She also said that the coaches and student-athletes accessed her personal files through her electronic devices to help strengthen their allegations against her.
Warmington also cited a lack of due process throughout the investigation. She said that 15 of the 32 witnesses did not sign statements, confirming that the information they gave was correct. Most of the evidence for violations were because there was more than one witness who said it was true. UMD did no further analysis of the statements made by the witnesses.
Warmington believes UMD took it’s time with the process to “capitalize on the highly-rated recruiting class that has arrived on campus.” The athletes now have to redshirt – sit out their freshman season in order to retain that eligibility – or transfer, instead of then having the option to decommit and go to a different school.
Later in the statement, Warmington sited two examples of UMD coordinating her termination.
The first involved an athlete who was injured before the season and hired their own personal trainer. The athlete then wanted to compete as a UMD athlete in the spring, a violation of NCAA rules.
Warmington said, “the athletic administration had already preselected the student athlete as the female senior athlete of the year, they wanted to cite her career-long success as part of its marketing and publicity campaign. As a result, after a joint decision amongst training staff and my supervisor to allow the athlete to compete independently was delivered by me, UMD athletic administration reversed course and required me to revoke the joint decision.”
The second instance she said was when Athletic Director Josh Berlo let her know that the school was terminating her contract.

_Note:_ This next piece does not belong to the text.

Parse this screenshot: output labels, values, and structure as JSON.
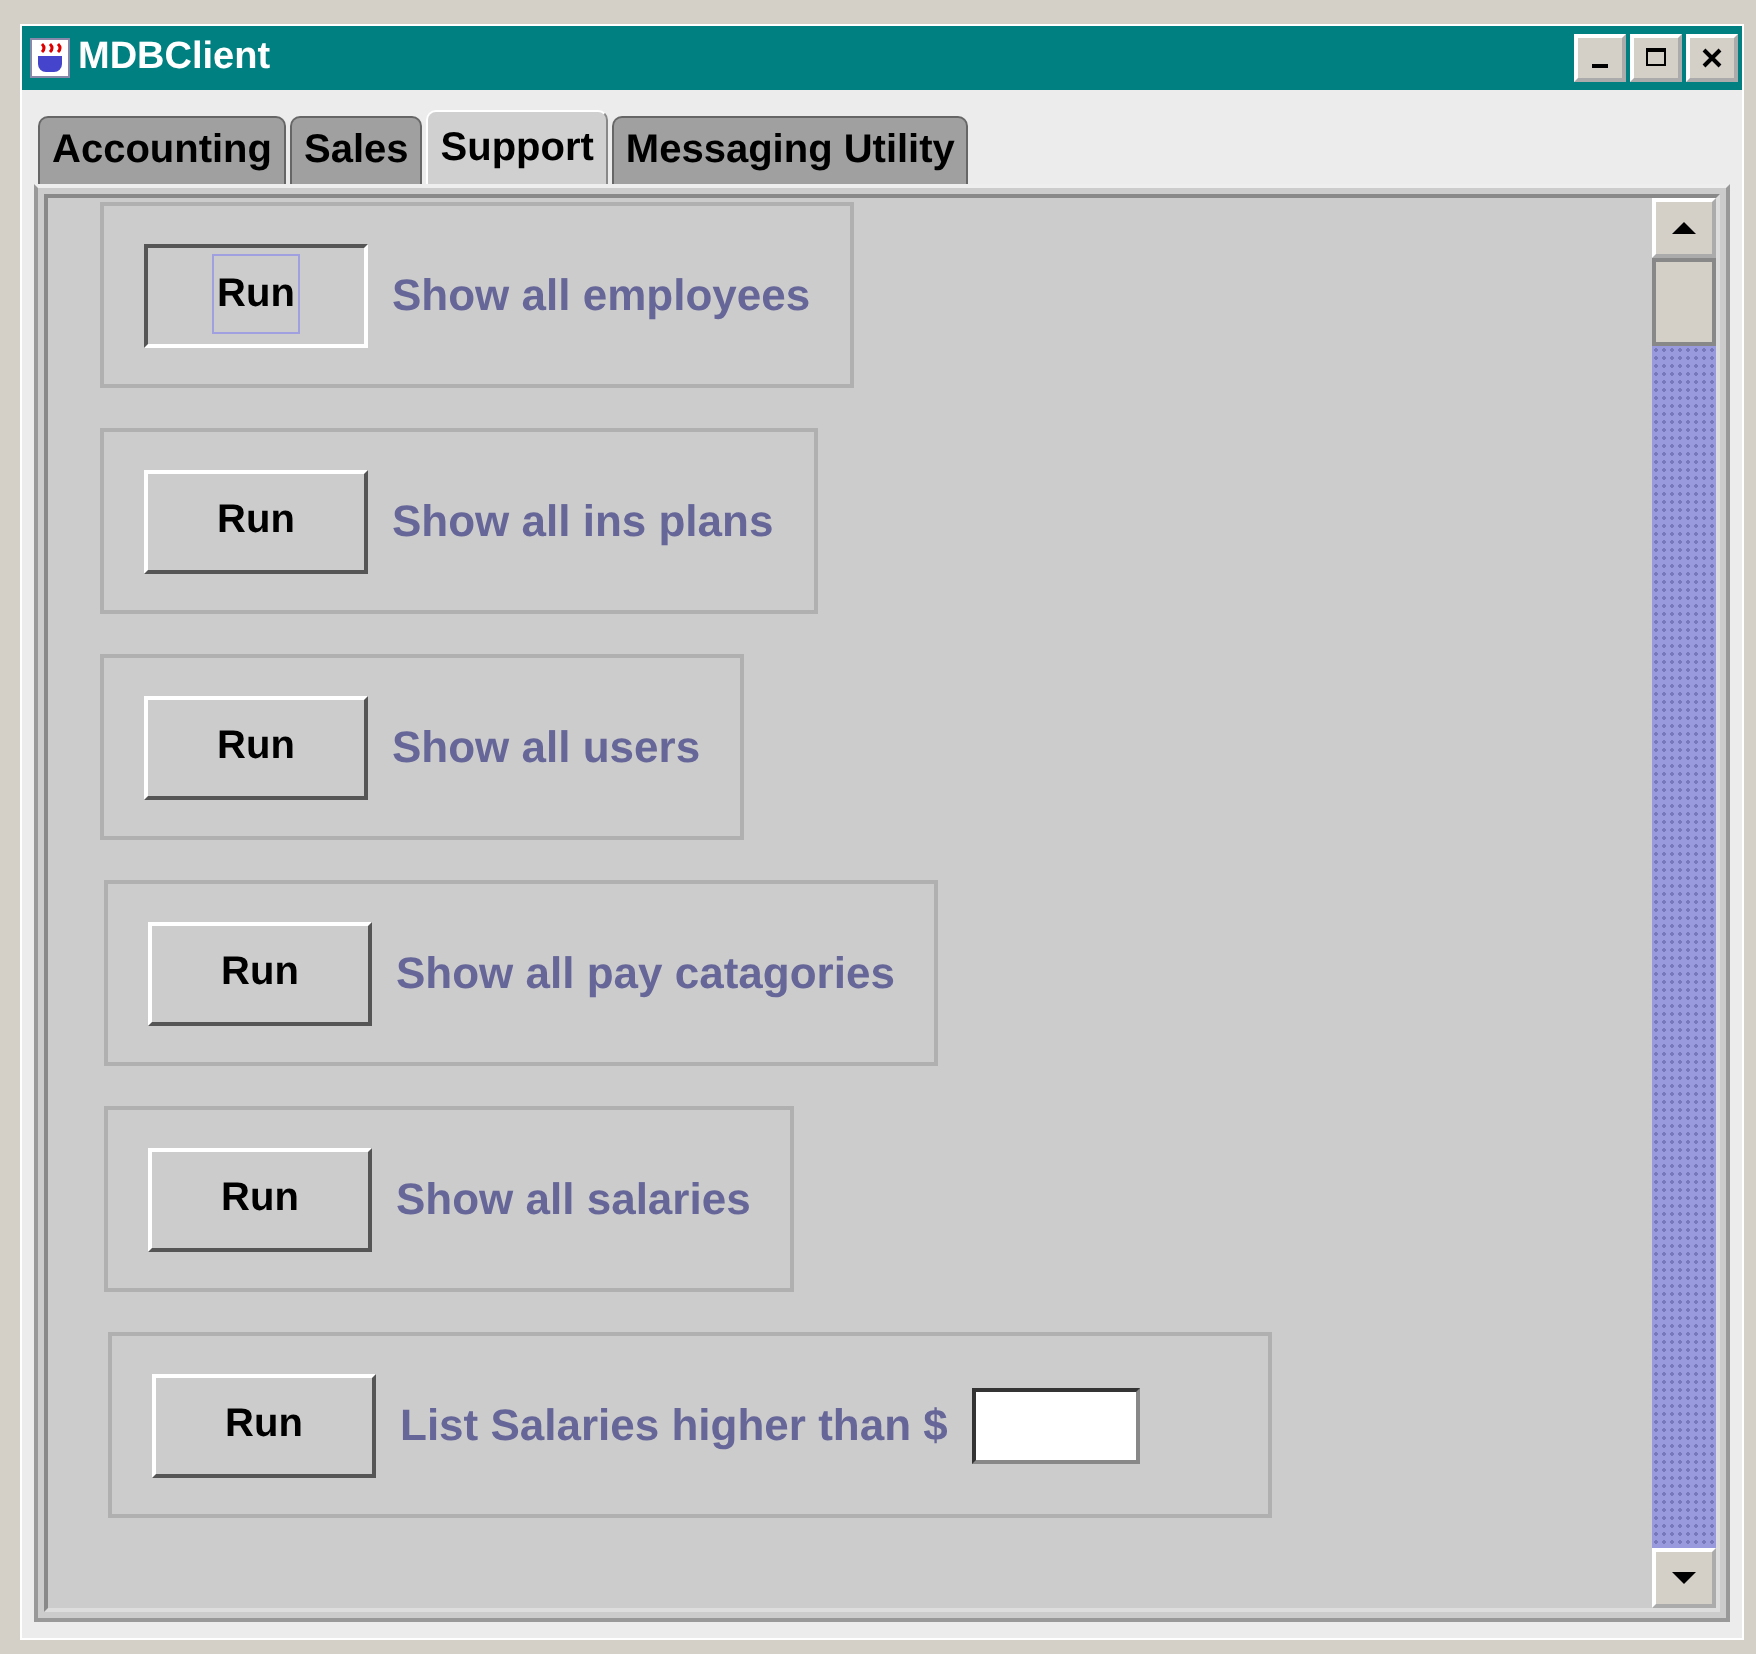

“Berlo provided to me this past Saturday indicating that the University would be terminating my employment, but that it would keep the contents of the investigation secret if I agreed to release the University from all claims,” Warmington said in her statement.
In her statement, Warmington shared a different version of that story.
“I was intimidated while standing in front of other employees and felt I must comply. I was gravely concerned that my student athletes would lose their ability to compete if my program would have to be cut in order to fund the cost of the jury verdict, and I would also lose the job that I love.”
According to the News Tribune, “Miller, Wiles, the school’s former women’s basketball coach, and Banford, the ex-softball coach, have a separate lawsuit pending against UMD on the grounds of sexual-orientation discrimination.”
Lynne Williams, the University Marketing and Public Relations Director for UMD, released a statement following Warmington’s decision.
“The details of the investigation remain private data. However, we can say that complaints were made to the University, and a thorough investigation was conducted by an outside law firm. With respect to the other concerns included in her letter, UMD remains strongly committed to providing athletic programs of excellence in compliance with all Title IX and NCAA requirements. We respect the rights of all concerned in this situation. Therefore, we are not in a position to comment further. UMD Athletics will undertake a search for Warmington's replacement immediately and are exploring options to bring in someone to guide the program until the search is completed.”
During her tenure as head coach, Warmington had national success. In seven of her eight seasons, UMD qualified for the Division II Cross Country Championship. In 2014 they placed third, the best finish in program history. They also racked up Central Region champions in 2013 and 2014, along with Northern Sun Intercollegiate Conference championships in 2013 and 2015. The track team captured the NSIC indoor championship in 2014.